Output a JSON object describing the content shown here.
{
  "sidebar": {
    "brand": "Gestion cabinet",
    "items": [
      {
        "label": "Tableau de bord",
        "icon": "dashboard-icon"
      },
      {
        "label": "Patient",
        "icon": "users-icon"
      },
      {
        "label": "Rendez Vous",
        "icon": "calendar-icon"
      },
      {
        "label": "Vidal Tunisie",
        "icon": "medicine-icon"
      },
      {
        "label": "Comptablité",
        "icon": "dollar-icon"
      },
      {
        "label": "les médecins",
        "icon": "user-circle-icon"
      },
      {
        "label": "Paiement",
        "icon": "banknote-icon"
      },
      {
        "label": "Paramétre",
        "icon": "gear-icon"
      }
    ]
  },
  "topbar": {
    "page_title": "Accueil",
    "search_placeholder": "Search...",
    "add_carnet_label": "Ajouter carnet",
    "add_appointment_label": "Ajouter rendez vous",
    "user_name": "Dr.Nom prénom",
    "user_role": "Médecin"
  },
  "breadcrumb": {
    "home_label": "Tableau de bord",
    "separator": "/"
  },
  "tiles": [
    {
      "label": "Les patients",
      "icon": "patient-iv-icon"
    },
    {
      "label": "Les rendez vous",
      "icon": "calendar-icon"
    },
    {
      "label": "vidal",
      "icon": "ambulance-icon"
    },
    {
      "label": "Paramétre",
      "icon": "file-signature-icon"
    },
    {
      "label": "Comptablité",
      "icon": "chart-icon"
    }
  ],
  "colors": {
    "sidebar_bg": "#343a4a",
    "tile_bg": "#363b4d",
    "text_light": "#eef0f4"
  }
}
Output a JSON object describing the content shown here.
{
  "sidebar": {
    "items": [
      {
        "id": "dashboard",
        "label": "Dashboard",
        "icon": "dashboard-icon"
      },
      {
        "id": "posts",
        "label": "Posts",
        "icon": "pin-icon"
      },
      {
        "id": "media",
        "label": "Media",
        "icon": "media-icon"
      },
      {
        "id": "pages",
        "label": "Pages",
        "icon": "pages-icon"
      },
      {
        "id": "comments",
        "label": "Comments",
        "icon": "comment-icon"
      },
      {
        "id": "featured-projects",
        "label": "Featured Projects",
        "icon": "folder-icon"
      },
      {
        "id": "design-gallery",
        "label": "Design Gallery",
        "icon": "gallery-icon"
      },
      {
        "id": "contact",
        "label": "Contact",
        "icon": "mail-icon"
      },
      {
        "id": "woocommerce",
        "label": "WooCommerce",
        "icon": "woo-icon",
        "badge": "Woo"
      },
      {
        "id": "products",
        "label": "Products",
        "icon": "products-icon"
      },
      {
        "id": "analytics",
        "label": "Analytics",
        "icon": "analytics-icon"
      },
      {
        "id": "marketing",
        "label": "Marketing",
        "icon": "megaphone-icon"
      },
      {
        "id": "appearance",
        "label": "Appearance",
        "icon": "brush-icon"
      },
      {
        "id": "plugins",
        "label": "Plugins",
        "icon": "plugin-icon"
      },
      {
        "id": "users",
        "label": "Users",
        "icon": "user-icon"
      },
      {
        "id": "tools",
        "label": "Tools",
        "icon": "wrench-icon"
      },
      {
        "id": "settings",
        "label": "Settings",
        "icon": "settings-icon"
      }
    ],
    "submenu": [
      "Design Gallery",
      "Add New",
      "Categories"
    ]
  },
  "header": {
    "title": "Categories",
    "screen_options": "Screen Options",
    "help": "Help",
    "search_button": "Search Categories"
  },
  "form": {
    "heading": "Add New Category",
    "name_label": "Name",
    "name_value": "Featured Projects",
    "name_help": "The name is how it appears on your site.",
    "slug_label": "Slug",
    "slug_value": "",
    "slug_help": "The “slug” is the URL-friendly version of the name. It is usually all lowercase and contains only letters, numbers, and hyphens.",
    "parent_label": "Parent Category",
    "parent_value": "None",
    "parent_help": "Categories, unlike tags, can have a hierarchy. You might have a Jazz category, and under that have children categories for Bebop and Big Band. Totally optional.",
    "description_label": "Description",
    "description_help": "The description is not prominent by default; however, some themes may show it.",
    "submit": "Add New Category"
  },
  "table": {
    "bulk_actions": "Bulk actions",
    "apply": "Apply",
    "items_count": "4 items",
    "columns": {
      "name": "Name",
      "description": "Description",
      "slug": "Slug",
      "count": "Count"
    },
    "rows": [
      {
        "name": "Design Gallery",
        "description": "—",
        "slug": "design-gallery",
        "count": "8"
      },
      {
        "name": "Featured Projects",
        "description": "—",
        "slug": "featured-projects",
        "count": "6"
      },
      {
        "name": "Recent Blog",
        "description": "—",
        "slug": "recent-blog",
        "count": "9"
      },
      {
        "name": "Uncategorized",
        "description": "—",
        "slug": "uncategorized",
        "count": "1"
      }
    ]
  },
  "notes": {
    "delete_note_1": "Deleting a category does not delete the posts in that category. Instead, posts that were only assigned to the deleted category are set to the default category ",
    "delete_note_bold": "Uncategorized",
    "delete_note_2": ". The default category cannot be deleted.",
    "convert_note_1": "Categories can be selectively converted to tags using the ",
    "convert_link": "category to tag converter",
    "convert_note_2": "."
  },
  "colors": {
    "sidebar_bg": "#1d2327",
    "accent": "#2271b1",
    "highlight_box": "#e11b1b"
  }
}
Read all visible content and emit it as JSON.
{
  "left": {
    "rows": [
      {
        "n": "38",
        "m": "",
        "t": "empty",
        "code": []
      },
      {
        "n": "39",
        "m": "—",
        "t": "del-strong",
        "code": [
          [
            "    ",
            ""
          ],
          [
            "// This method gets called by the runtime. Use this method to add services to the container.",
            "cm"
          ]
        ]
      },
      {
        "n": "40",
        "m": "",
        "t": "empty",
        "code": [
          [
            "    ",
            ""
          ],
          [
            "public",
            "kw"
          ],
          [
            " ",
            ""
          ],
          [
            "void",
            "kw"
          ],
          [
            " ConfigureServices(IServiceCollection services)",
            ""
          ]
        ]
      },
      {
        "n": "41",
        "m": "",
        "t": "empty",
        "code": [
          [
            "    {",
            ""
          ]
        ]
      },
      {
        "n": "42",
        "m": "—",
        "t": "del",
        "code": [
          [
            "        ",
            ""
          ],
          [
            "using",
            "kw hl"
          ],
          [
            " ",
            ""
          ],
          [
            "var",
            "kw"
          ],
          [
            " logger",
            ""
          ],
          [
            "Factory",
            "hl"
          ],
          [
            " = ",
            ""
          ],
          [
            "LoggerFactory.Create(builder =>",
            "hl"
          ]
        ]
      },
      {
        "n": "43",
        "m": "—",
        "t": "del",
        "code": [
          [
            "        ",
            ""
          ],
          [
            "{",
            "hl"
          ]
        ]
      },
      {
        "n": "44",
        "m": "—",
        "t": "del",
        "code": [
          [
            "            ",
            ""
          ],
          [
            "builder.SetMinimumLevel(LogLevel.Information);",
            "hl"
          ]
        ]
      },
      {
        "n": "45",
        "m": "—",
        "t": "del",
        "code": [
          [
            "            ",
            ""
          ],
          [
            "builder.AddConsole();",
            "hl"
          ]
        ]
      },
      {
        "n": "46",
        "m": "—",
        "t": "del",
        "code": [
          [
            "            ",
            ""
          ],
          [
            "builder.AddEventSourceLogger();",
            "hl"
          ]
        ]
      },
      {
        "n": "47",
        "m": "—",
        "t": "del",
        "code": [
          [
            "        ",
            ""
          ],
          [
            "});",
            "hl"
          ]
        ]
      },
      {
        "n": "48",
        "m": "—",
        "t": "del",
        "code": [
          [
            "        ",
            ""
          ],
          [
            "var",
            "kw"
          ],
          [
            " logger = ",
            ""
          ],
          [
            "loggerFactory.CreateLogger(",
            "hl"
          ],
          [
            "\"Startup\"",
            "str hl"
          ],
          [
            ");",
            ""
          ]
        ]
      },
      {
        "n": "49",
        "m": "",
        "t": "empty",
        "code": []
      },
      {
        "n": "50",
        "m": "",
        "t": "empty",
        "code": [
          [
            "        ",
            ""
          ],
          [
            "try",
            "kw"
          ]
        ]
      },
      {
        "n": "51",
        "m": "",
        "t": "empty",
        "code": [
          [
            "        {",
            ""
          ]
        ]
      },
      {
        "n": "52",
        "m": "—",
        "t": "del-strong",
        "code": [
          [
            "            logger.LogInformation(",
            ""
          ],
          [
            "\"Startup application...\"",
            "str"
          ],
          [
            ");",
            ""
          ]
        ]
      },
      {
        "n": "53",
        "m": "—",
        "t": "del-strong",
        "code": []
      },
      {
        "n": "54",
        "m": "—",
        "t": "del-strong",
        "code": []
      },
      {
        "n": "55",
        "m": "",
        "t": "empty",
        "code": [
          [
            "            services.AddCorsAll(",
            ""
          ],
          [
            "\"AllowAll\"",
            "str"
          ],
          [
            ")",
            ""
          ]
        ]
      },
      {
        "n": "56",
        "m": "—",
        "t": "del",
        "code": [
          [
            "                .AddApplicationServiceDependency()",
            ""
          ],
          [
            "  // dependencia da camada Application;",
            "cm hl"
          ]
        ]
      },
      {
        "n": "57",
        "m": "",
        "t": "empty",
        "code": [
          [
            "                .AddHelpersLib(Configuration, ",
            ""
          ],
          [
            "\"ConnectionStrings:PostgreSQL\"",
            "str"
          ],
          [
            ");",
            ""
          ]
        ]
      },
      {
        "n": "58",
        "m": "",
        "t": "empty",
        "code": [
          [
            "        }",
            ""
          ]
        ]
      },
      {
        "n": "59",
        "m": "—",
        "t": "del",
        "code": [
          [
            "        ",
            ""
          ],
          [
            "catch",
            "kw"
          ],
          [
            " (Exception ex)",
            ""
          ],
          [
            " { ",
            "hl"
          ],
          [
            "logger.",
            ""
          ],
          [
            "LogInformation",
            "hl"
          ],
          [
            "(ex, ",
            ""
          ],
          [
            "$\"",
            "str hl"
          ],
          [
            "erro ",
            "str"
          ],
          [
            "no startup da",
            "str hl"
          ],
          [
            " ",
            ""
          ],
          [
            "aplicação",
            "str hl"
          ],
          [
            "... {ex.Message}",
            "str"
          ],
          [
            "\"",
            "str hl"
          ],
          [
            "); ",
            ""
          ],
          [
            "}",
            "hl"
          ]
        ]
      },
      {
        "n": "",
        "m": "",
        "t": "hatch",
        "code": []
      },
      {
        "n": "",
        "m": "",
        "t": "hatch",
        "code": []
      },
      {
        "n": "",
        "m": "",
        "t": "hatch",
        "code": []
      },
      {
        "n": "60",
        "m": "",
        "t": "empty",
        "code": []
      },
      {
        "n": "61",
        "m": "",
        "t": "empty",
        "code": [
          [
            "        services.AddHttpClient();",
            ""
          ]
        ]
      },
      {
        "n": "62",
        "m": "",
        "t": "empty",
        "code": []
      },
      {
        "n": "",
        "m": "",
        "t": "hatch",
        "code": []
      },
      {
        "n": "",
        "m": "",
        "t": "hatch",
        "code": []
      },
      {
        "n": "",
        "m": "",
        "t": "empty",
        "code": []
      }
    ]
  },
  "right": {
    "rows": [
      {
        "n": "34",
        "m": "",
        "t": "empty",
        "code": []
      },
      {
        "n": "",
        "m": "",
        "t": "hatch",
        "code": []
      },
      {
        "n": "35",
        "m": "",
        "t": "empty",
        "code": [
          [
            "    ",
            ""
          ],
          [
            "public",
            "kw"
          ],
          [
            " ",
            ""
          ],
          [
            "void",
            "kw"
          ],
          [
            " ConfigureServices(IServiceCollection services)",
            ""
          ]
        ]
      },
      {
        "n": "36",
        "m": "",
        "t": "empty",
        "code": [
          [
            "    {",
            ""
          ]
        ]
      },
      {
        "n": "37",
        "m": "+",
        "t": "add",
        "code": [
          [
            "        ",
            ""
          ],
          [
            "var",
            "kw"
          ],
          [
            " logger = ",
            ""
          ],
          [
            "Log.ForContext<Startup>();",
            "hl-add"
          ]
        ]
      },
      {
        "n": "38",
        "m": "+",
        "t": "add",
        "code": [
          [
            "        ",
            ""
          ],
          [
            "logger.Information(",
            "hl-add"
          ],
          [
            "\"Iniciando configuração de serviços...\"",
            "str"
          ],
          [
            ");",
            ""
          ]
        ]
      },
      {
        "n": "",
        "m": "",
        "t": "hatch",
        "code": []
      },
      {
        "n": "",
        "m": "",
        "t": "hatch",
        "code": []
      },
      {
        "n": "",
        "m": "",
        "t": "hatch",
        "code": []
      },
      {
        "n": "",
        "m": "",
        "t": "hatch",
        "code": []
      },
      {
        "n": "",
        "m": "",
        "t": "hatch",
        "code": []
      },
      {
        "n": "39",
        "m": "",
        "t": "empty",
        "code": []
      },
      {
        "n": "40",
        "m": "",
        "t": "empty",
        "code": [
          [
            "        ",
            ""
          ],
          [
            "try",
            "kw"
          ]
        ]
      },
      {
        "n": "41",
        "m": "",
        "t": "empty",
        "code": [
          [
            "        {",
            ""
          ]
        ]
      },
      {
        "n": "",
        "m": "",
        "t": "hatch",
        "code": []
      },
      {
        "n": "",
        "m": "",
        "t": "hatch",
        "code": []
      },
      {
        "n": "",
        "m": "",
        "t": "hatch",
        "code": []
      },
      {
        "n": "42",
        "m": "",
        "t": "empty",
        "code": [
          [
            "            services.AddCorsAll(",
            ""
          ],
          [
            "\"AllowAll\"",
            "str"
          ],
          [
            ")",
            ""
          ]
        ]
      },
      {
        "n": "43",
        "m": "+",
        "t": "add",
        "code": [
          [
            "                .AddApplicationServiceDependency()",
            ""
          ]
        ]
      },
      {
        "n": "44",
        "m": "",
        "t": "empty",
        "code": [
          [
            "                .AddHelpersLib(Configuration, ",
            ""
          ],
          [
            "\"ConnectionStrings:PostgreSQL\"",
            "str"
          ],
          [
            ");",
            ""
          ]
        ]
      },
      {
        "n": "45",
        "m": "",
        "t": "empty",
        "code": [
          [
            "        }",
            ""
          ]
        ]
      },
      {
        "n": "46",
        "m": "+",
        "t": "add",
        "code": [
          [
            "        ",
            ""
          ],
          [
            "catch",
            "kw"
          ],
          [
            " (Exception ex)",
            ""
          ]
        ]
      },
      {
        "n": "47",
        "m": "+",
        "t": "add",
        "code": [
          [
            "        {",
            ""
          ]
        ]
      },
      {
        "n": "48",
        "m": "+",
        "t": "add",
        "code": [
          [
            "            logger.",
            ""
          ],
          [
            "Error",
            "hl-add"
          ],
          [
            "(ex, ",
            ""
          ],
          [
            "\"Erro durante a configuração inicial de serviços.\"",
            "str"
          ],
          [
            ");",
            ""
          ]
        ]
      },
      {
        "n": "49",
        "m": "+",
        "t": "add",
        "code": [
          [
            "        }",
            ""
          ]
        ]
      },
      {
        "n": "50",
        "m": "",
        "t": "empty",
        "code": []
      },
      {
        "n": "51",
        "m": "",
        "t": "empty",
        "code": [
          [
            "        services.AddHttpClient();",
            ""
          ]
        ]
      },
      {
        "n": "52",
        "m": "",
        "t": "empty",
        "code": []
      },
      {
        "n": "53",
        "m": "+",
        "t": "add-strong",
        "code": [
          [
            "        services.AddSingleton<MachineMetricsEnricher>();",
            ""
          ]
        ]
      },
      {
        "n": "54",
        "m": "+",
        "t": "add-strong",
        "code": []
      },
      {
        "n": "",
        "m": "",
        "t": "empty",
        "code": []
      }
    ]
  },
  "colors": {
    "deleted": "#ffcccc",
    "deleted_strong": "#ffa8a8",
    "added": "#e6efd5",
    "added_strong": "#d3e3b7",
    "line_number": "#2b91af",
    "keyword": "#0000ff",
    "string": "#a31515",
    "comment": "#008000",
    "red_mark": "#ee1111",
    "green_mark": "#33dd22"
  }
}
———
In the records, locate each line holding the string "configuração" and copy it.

§ OUTPUT OF THE TASK
            "\"Iniciando configuração de serviços...\"",
            "\"Erro durante a configuração inicial de serviços.\"",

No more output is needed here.